Rodriguez-Valdez did not like the options given to her son. He was advised to take the GED with three credits remaining before being eligible to graduate, she said.
“My son deserves to graduate with his cap and gown,” Rodriguez-Valdez said.
So she enrolled him at Southeast High School. But others who have attended Richard Milburn are not having as much luck.
Those older than 18 can’t enroll in a district school. Manatee Technical Institute and, in some cases, the job corps appear to be their best options.
Some students have been ushered to the school district’s Life Program -- a dropout prevention program. That program, however, was turning some former Milburn students away, Rodriguez-Valdez said.
Administrators of Horizon’s Life Program did not return repeated phone calls. Verdya Bradley, associate director of innovative programs and parental options for Manatee schools, wasn’t aware that the Life Program had turned away students. She didn’t want to speak about specific student cases without knowing all of the details.
Eldridge advises parents to work closely with the school district to find the right fit for their students.
“I would also encourage them to stay in close contact with staff at the school,” Eldridge added.

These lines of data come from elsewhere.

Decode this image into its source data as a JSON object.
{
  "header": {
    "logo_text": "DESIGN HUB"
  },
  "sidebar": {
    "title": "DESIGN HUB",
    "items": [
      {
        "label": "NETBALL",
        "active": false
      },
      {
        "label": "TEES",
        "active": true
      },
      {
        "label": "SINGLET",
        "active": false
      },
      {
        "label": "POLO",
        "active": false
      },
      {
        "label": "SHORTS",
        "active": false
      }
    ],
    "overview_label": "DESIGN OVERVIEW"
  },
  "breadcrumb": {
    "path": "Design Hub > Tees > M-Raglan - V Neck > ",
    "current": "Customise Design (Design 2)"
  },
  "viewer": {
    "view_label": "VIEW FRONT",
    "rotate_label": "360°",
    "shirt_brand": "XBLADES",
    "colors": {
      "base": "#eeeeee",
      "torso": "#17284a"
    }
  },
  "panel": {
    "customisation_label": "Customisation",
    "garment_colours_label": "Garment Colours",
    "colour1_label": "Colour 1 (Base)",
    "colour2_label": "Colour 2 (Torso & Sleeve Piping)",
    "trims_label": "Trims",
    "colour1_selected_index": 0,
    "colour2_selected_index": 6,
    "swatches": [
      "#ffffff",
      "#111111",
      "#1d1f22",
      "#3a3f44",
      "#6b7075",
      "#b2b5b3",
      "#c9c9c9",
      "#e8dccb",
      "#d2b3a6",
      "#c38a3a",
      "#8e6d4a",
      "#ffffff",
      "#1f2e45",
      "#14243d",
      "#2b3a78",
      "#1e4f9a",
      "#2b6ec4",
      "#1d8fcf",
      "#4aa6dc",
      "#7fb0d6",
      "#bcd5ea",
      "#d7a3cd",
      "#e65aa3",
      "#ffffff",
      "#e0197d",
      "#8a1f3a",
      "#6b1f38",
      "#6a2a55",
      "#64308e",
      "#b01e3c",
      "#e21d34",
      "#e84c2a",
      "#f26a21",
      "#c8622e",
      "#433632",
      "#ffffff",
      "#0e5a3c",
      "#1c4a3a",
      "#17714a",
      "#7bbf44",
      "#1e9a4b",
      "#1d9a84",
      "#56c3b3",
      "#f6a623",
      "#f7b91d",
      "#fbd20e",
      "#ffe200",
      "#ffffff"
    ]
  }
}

Bradenton resident Rodney Jones has mentored students at the school. He has advised them to move on. “The bottom line is, it’s unfortunate,” Jones said about the school’s closing. I’m telling the students that they have to adapt. Those that adapt will survive and move on.”
Not all details have been finalized regarding Richard Milburn. The Mana- tee County Branch of the National Association for the Advancement of Colored People issued a public records request to the corporate office of Richard Milburn Academy -- which has five schools in Florida and eight schools in Texas.
The NAACP asked for data including any information sent to the state’s Department of Education, graduation rates, racial demographics and the number of teachers teaching out of field.
“They didn’t seem to cooperate,” said Edward Bailey, president of the Manatee County Branch of the NAACP. Bailey received a notice saying the request would cost the NAACP a “couple thousand dollars.”